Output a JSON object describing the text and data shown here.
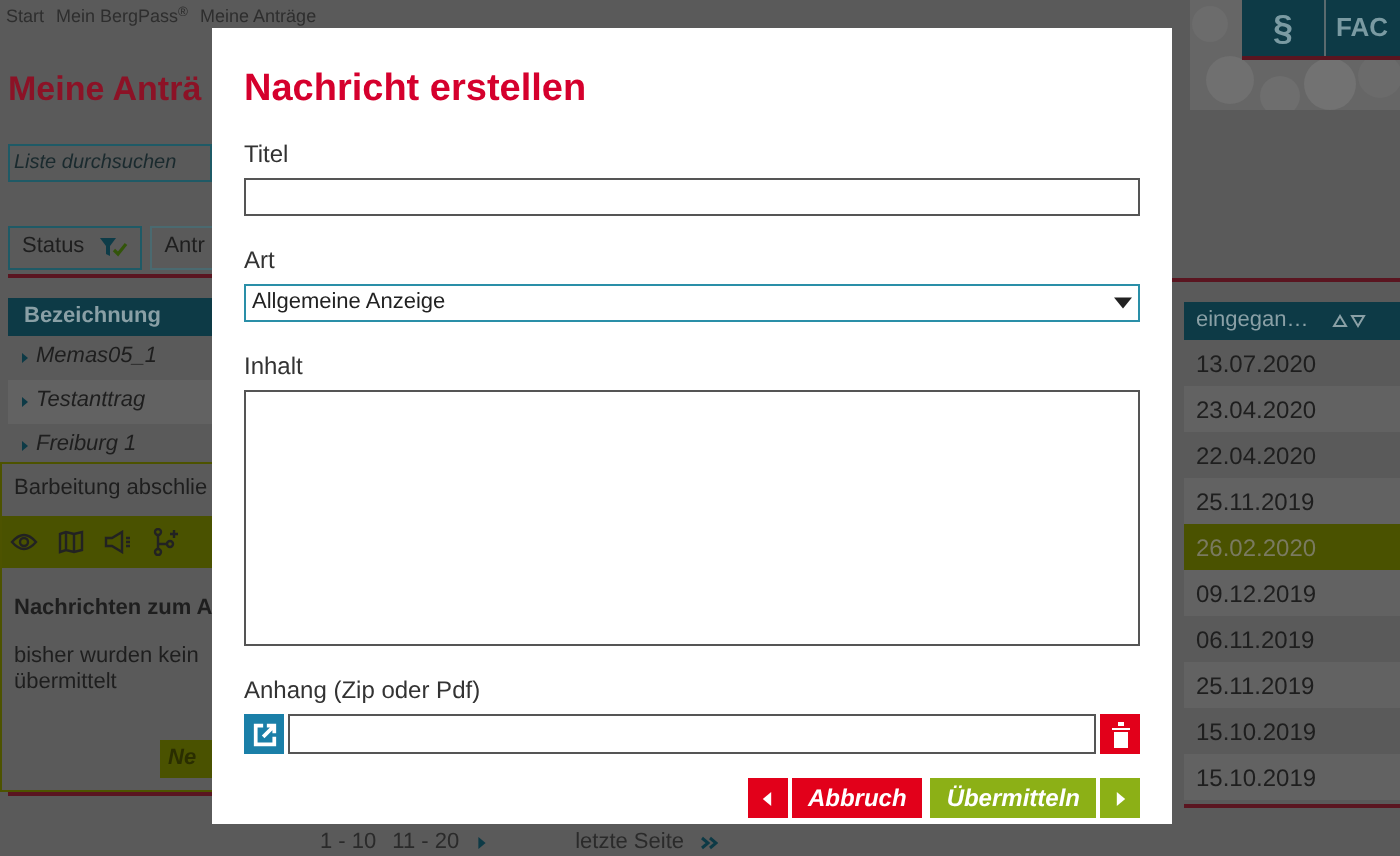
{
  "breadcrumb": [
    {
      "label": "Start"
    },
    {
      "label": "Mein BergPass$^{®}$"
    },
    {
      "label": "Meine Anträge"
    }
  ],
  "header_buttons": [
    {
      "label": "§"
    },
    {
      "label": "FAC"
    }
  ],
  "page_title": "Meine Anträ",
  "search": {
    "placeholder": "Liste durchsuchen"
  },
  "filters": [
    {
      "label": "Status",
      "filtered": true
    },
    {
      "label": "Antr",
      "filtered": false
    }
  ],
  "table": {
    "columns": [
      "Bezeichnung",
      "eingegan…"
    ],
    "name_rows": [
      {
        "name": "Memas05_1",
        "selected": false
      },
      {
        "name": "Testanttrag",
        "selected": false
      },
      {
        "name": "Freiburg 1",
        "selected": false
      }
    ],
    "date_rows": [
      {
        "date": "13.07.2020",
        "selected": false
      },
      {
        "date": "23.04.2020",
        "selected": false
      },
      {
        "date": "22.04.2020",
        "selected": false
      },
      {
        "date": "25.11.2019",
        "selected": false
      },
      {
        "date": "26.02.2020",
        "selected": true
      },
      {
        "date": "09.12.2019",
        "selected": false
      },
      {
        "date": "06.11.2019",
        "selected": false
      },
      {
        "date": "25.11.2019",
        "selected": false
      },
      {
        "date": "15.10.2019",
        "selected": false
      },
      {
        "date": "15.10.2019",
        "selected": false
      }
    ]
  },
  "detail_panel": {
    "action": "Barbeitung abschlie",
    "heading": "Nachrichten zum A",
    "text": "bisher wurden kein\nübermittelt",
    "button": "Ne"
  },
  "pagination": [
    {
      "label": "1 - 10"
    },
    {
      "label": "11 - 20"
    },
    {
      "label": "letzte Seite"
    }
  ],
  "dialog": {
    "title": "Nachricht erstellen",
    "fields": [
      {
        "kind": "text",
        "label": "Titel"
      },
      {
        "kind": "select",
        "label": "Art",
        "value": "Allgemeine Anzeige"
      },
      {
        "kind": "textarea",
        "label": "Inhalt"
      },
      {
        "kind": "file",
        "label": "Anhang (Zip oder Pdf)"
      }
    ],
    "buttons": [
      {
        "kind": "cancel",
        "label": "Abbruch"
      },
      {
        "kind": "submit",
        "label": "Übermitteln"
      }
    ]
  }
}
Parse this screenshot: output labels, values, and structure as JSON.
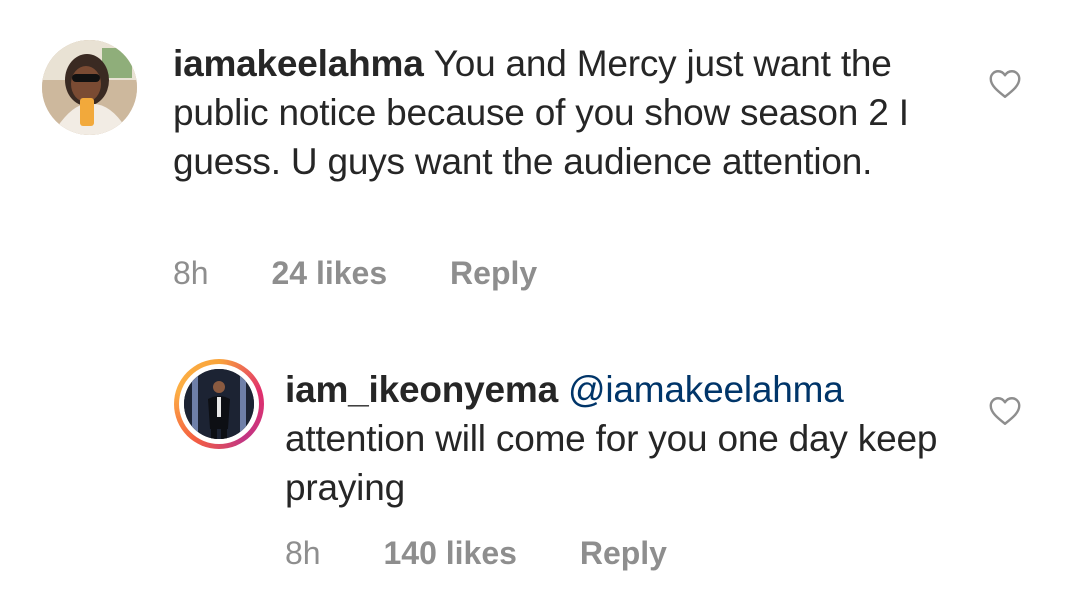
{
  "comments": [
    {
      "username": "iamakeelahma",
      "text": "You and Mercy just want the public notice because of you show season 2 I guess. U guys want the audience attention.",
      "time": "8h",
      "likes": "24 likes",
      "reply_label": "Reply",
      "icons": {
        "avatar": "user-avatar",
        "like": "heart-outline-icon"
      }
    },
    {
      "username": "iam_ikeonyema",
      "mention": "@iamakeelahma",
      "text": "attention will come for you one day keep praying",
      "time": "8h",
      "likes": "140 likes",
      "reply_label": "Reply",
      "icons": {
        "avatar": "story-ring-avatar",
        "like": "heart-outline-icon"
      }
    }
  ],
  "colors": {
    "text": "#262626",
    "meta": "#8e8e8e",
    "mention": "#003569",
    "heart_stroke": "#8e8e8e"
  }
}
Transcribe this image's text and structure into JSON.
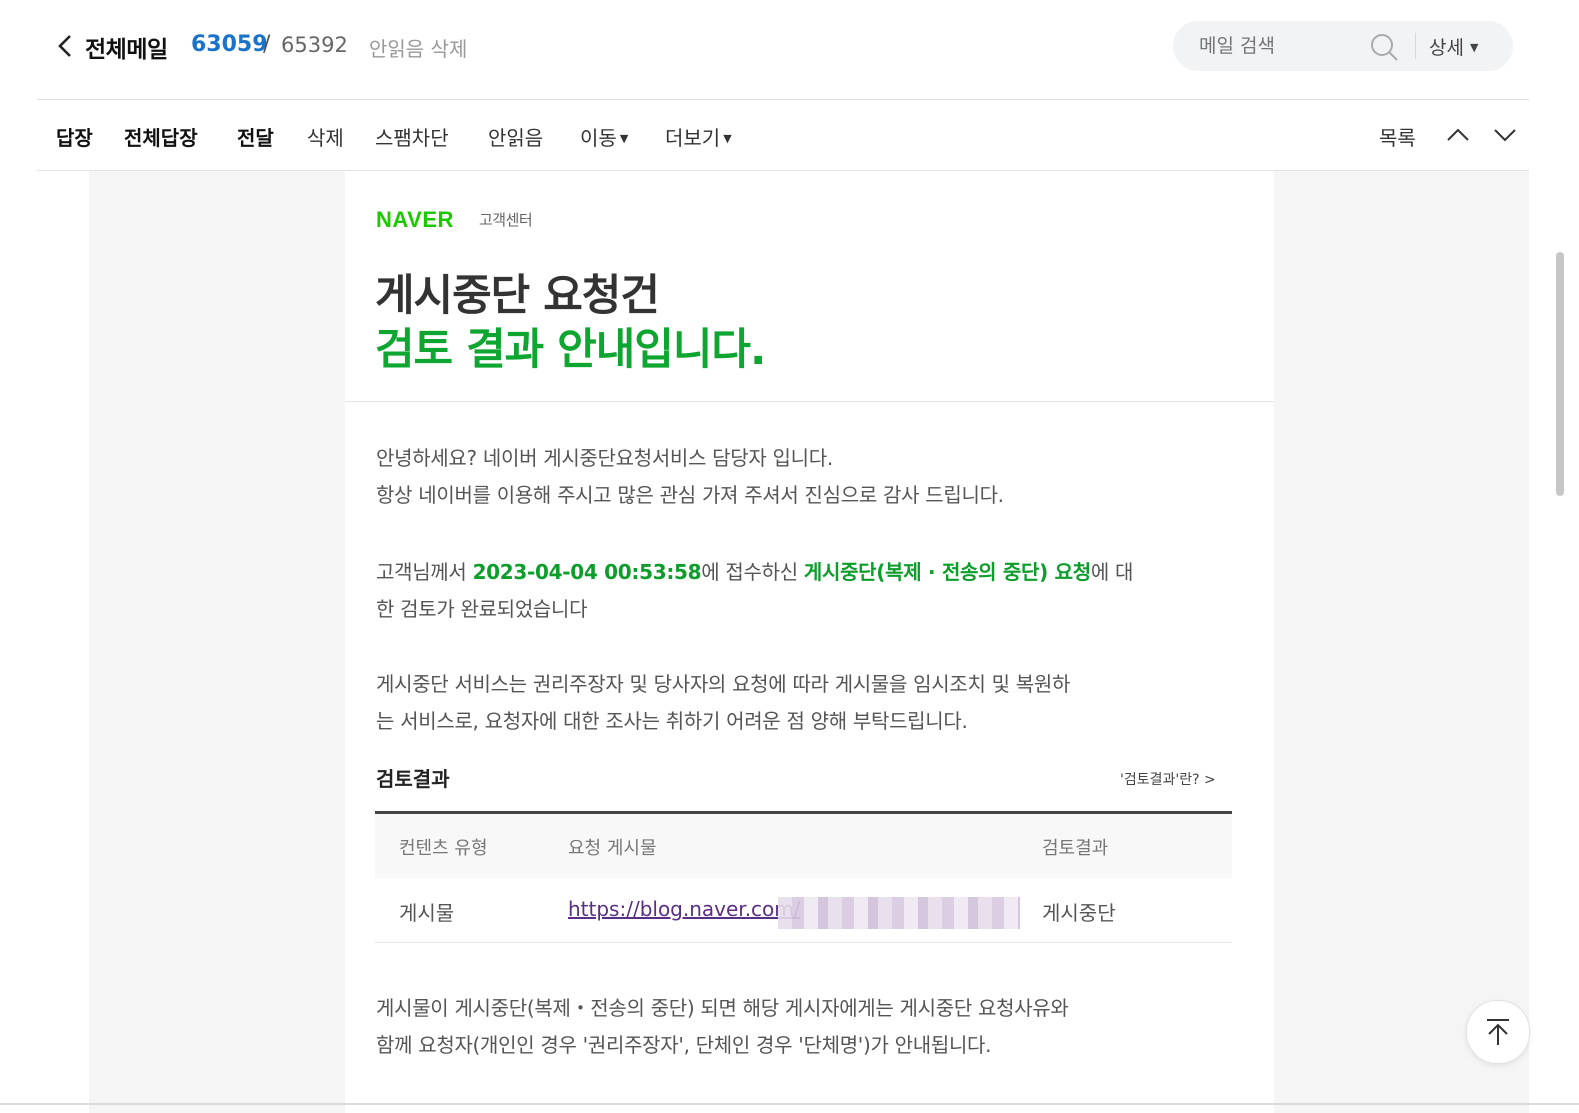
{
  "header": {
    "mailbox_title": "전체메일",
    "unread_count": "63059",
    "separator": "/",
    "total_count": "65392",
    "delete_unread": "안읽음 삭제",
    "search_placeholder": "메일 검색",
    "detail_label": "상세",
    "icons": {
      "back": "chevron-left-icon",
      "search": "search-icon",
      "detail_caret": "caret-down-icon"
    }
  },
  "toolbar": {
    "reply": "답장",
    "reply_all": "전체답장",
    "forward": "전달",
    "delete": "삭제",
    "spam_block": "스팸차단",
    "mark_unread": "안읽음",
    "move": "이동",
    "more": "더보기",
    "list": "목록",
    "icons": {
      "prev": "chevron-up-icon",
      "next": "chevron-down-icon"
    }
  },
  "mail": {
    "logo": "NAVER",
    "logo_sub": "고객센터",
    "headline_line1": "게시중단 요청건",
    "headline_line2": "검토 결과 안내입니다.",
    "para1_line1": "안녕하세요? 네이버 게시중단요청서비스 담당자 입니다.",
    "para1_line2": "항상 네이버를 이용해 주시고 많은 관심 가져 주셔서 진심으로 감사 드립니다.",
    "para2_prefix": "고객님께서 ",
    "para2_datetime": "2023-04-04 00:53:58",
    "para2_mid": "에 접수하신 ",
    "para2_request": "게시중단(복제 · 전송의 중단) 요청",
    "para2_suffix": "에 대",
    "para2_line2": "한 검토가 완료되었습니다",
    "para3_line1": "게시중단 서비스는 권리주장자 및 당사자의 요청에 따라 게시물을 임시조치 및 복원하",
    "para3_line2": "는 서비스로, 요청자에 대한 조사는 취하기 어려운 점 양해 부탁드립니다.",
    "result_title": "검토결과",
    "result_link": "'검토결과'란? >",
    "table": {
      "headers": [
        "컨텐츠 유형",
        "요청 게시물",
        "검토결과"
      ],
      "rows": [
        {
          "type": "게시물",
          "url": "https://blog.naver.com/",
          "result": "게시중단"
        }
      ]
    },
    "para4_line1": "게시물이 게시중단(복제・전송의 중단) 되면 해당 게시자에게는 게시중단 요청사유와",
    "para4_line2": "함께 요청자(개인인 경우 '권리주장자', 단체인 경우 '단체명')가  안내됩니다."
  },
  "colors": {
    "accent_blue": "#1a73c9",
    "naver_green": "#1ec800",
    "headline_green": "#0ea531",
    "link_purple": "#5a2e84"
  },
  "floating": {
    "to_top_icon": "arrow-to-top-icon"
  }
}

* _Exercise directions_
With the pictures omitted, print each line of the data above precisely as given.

* _Answer section_
Output a JSON object describing the text and data shown here.
{
  "breadcrumb": [
    {
      "label": "Start"
    },
    {
      "label": "Mein BergPass$^{®}$"
    },
    {
      "label": "Meine Anträge"
    }
  ],
  "header_buttons": [
    {
      "label": "§"
    },
    {
      "label": "FAC"
    }
  ],
  "page_title": "Meine Anträ",
  "search": {
    "placeholder": "Liste durchsuchen"
  },
  "filters": [
    {
      "label": "Status",
      "filtered": true
    },
    {
      "label": "Antr",
      "filtered": false
    }
  ],
  "table": {
    "columns": [
      "Bezeichnung",
      "eingegan…"
    ],
    "name_rows": [
      {
        "name": "Memas05_1",
        "selected": false
      },
      {
        "name": "Testanttrag",
        "selected": false
      },
      {
        "name": "Freiburg 1",
        "selected": false
      }
    ],
    "date_rows": [
      {
        "date": "13.07.2020",
        "selected": false
      },
      {
        "date": "23.04.2020",
        "selected": false
      },
      {
        "date": "22.04.2020",
        "selected": false
      },
      {
        "date": "25.11.2019",
        "selected": false
      },
      {
        "date": "26.02.2020",
        "selected": true
      },
      {
        "date": "09.12.2019",
        "selected": false
      },
      {
        "date": "06.11.2019",
        "selected": false
      },
      {
        "date": "25.11.2019",
        "selected": false
      },
      {
        "date": "15.10.2019",
        "selected": false
      },
      {
        "date": "15.10.2019",
        "selected": false
      }
    ]
  },
  "detail_panel": {
    "action": "Barbeitung abschlie",
    "heading": "Nachrichten zum A",
    "text": "bisher wurden kein\nübermittelt",
    "button": "Ne"
  },
  "pagination": [
    {
      "label": "1 - 10"
    },
    {
      "label": "11 - 20"
    },
    {
      "label": "letzte Seite"
    }
  ],
  "dialog": {
    "title": "Nachricht erstellen",
    "fields": [
      {
        "kind": "text",
        "label": "Titel"
      },
      {
        "kind": "select",
        "label": "Art",
        "value": "Allgemeine Anzeige"
      },
      {
        "kind": "textarea",
        "label": "Inhalt"
      },
      {
        "kind": "file",
        "label": "Anhang (Zip oder Pdf)"
      }
    ],
    "buttons": [
      {
        "kind": "cancel",
        "label": "Abbruch"
      },
      {
        "kind": "submit",
        "label": "Übermitteln"
      }
    ]
  }
}
Parse this screenshot: output labels, values, and structure as JSON.
{
  "comments": [
    {
      "username": "iamakeelahma",
      "text": "You and Mercy just want the public notice because of you show season 2 I guess. U guys want the audience attention.",
      "time": "8h",
      "likes": "24 likes",
      "reply_label": "Reply",
      "icons": {
        "avatar": "user-avatar",
        "like": "heart-outline-icon"
      }
    },
    {
      "username": "iam_ikeonyema",
      "mention": "@iamakeelahma",
      "text": "attention will come for you one day keep praying",
      "time": "8h",
      "likes": "140 likes",
      "reply_label": "Reply",
      "icons": {
        "avatar": "story-ring-avatar",
        "like": "heart-outline-icon"
      }
    }
  ],
  "colors": {
    "text": "#262626",
    "meta": "#8e8e8e",
    "mention": "#003569",
    "heart_stroke": "#8e8e8e"
  }
}
Transcribe this image's text and structure into JSON.
{
  "header": {
    "mailbox_title": "전체메일",
    "unread_count": "63059",
    "separator": "/",
    "total_count": "65392",
    "delete_unread": "안읽음 삭제",
    "search_placeholder": "메일 검색",
    "detail_label": "상세",
    "icons": {
      "back": "chevron-left-icon",
      "search": "search-icon",
      "detail_caret": "caret-down-icon"
    }
  },
  "toolbar": {
    "reply": "답장",
    "reply_all": "전체답장",
    "forward": "전달",
    "delete": "삭제",
    "spam_block": "스팸차단",
    "mark_unread": "안읽음",
    "move": "이동",
    "more": "더보기",
    "list": "목록",
    "icons": {
      "prev": "chevron-up-icon",
      "next": "chevron-down-icon"
    }
  },
  "mail": {
    "logo": "NAVER",
    "logo_sub": "고객센터",
    "headline_line1": "게시중단 요청건",
    "headline_line2": "검토 결과 안내입니다.",
    "para1_line1": "안녕하세요? 네이버 게시중단요청서비스 담당자 입니다.",
    "para1_line2": "항상 네이버를 이용해 주시고 많은 관심 가져 주셔서 진심으로 감사 드립니다.",
    "para2_prefix": "고객님께서 ",
    "para2_datetime": "2023-04-04 00:53:58",
    "para2_mid": "에 접수하신 ",
    "para2_request": "게시중단(복제 · 전송의 중단) 요청",
    "para2_suffix": "에 대",
    "para2_line2": "한 검토가 완료되었습니다",
    "para3_line1": "게시중단 서비스는 권리주장자 및 당사자의 요청에 따라 게시물을 임시조치 및 복원하",
    "para3_line2": "는 서비스로, 요청자에 대한 조사는 취하기 어려운 점 양해 부탁드립니다.",
    "result_title": "검토결과",
    "result_link": "'검토결과'란? >",
    "table": {
      "headers": [
        "컨텐츠 유형",
        "요청 게시물",
        "검토결과"
      ],
      "rows": [
        {
          "type": "게시물",
          "url": "https://blog.naver.com/",
          "result": "게시중단"
        }
      ]
    },
    "para4_line1": "게시물이 게시중단(복제・전송의 중단) 되면 해당 게시자에게는 게시중단 요청사유와",
    "para4_line2": "함께 요청자(개인인 경우 '권리주장자', 단체인 경우 '단체명')가  안내됩니다."
  },
  "colors": {
    "accent_blue": "#1a73c9",
    "naver_green": "#1ec800",
    "headline_green": "#0ea531",
    "link_purple": "#5a2e84"
  },
  "floating": {
    "to_top_icon": "arrow-to-top-icon"
  }
}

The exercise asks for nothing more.